----- RECORD EXTRACTS
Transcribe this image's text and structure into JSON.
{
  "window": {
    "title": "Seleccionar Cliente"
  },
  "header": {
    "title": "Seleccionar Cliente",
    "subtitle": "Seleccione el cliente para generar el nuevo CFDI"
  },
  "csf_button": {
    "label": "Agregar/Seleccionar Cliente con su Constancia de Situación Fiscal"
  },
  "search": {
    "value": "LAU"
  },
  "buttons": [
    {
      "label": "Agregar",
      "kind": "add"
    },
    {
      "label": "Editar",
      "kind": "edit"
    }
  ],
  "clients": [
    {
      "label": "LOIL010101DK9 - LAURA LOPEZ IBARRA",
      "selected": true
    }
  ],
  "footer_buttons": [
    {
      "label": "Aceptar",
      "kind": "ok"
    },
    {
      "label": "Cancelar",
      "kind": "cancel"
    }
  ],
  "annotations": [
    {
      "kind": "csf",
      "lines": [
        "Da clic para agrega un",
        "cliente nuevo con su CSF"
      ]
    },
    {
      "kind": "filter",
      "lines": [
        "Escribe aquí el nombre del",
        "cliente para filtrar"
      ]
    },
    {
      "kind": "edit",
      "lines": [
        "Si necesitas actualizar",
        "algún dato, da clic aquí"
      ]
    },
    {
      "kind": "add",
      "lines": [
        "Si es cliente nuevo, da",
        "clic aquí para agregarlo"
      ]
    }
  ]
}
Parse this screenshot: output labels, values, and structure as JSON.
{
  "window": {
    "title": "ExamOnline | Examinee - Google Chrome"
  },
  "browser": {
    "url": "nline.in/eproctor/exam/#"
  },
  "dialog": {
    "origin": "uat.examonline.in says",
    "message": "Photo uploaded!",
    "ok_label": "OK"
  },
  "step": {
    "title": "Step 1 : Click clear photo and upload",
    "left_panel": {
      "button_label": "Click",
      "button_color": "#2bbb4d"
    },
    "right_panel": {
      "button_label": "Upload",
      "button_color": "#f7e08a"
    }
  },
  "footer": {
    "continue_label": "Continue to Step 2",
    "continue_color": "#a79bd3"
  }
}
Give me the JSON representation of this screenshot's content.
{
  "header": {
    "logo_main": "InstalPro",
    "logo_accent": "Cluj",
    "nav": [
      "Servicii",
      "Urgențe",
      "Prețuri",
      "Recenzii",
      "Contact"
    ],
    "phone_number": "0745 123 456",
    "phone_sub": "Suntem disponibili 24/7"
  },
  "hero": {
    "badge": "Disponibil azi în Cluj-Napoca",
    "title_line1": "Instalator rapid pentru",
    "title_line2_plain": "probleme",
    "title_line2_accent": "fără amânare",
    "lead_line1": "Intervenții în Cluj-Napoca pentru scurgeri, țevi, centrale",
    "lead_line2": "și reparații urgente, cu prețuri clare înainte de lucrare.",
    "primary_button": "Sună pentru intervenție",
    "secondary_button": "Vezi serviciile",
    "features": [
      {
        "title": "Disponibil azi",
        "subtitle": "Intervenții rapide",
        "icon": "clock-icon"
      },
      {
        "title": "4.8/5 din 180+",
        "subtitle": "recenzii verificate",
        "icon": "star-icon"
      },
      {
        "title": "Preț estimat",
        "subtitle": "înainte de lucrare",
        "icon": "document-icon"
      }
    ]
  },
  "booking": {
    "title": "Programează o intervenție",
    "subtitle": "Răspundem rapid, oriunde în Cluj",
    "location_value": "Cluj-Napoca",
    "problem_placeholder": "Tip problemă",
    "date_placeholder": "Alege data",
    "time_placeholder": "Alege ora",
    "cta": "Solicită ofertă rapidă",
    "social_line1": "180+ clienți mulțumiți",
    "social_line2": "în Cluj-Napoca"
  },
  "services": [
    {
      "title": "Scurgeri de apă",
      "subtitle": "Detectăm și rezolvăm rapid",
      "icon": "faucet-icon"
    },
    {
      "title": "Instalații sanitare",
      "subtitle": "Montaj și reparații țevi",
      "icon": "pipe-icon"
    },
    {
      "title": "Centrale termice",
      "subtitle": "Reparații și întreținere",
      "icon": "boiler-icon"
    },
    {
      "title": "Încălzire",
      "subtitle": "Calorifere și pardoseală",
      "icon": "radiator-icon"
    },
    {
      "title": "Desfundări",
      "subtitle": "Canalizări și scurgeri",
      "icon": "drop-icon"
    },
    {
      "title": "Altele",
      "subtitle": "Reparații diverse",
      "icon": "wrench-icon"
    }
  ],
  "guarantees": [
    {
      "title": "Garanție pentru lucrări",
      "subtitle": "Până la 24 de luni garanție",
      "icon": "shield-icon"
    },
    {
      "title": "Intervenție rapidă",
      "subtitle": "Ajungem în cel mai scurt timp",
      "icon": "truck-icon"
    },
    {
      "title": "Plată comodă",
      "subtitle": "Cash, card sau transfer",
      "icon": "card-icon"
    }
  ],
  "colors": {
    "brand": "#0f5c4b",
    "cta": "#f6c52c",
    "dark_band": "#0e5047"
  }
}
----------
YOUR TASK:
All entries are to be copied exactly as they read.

OUTPUT OF THE EXERCISE:
Transcribe this image's text and structure into JSON.
{
  "window": {
    "title": "Seleccionar Cliente"
  },
  "header": {
    "title": "Seleccionar Cliente",
    "subtitle": "Seleccione el cliente para generar el nuevo CFDI"
  },
  "csf_button": {
    "label": "Agregar/Seleccionar Cliente con su Constancia de Situación Fiscal"
  },
  "search": {
    "value": "LAU"
  },
  "buttons": [
    {
      "label": "Agregar",
      "kind": "add"
    },
    {
      "label": "Editar",
      "kind": "edit"
    }
  ],
  "clients": [
    {
      "label": "LOIL010101DK9 - LAURA LOPEZ IBARRA",
      "selected": true
    }
  ],
  "footer_buttons": [
    {
      "label": "Aceptar",
      "kind": "ok"
    },
    {
      "label": "Cancelar",
      "kind": "cancel"
    }
  ],
  "annotations": [
    {
      "kind": "csf",
      "lines": [
        "Da clic para agrega un",
        "cliente nuevo con su CSF"
      ]
    },
    {
      "kind": "filter",
      "lines": [
        "Escribe aquí el nombre del",
        "cliente para filtrar"
      ]
    },
    {
      "kind": "edit",
      "lines": [
        "Si necesitas actualizar",
        "algún dato, da clic aquí"
      ]
    },
    {
      "kind": "add",
      "lines": [
        "Si es cliente nuevo, da",
        "clic aquí para agregarlo"
      ]
    }
  ]
}
Parse this screenshot: output labels, values, and structure as JSON.
{
  "window": {
    "title": "ExamOnline | Examinee - Google Chrome"
  },
  "browser": {
    "url": "nline.in/eproctor/exam/#"
  },
  "dialog": {
    "origin": "uat.examonline.in says",
    "message": "Photo uploaded!",
    "ok_label": "OK"
  },
  "step": {
    "title": "Step 1 : Click clear photo and upload",
    "left_panel": {
      "button_label": "Click",
      "button_color": "#2bbb4d"
    },
    "right_panel": {
      "button_label": "Upload",
      "button_color": "#f7e08a"
    }
  },
  "footer": {
    "continue_label": "Continue to Step 2",
    "continue_color": "#a79bd3"
  }
}
Give me the JSON representation of this screenshot's content.
{
  "header": {
    "logo_main": "InstalPro",
    "logo_accent": "Cluj",
    "nav": [
      "Servicii",
      "Urgențe",
      "Prețuri",
      "Recenzii",
      "Contact"
    ],
    "phone_number": "0745 123 456",
    "phone_sub": "Suntem disponibili 24/7"
  },
  "hero": {
    "badge": "Disponibil azi în Cluj-Napoca",
    "title_line1": "Instalator rapid pentru",
    "title_line2_plain": "probleme",
    "title_line2_accent": "fără amânare",
    "lead_line1": "Intervenții în Cluj-Napoca pentru scurgeri, țevi, centrale",
    "lead_line2": "și reparații urgente, cu prețuri clare înainte de lucrare.",
    "primary_button": "Sună pentru intervenție",
    "secondary_button": "Vezi serviciile",
    "features": [
      {
        "title": "Disponibil azi",
        "subtitle": "Intervenții rapide",
        "icon": "clock-icon"
      },
      {
        "title": "4.8/5 din 180+",
        "subtitle": "recenzii verificate",
        "icon": "star-icon"
      },
      {
        "title": "Preț estimat",
        "subtitle": "înainte de lucrare",
        "icon": "document-icon"
      }
    ]
  },
  "booking": {
    "title": "Programează o intervenție",
    "subtitle": "Răspundem rapid, oriunde în Cluj",
    "location_value": "Cluj-Napoca",
    "problem_placeholder": "Tip problemă",
    "date_placeholder": "Alege data",
    "time_placeholder": "Alege ora",
    "cta": "Solicită ofertă rapidă",
    "social_line1": "180+ clienți mulțumiți",
    "social_line2": "în Cluj-Napoca"
  },
  "services": [
    {
      "title": "Scurgeri de apă",
      "subtitle": "Detectăm și rezolvăm rapid",
      "icon": "faucet-icon"
    },
    {
      "title": "Instalații sanitare",
      "subtitle": "Montaj și reparații țevi",
      "icon": "pipe-icon"
    },
    {
      "title": "Centrale termice",
      "subtitle": "Reparații și întreținere",
      "icon": "boiler-icon"
    },
    {
      "title": "Încălzire",
      "subtitle": "Calorifere și pardoseală",
      "icon": "radiator-icon"
    },
    {
      "title": "Desfundări",
      "subtitle": "Canalizări și scurgeri",
      "icon": "drop-icon"
    },
    {
      "title": "Altele",
      "subtitle": "Reparații diverse",
      "icon": "wrench-icon"
    }
  ],
  "guarantees": [
    {
      "title": "Garanție pentru lucrări",
      "subtitle": "Până la 24 de luni garanție",
      "icon": "shield-icon"
    },
    {
      "title": "Intervenție rapidă",
      "subtitle": "Ajungem în cel mai scurt timp",
      "icon": "truck-icon"
    },
    {
      "title": "Plată comodă",
      "subtitle": "Cash, card sau transfer",
      "icon": "card-icon"
    }
  ],
  "colors": {
    "brand": "#0f5c4b",
    "cta": "#f6c52c",
    "dark_band": "#0e5047"
  }
}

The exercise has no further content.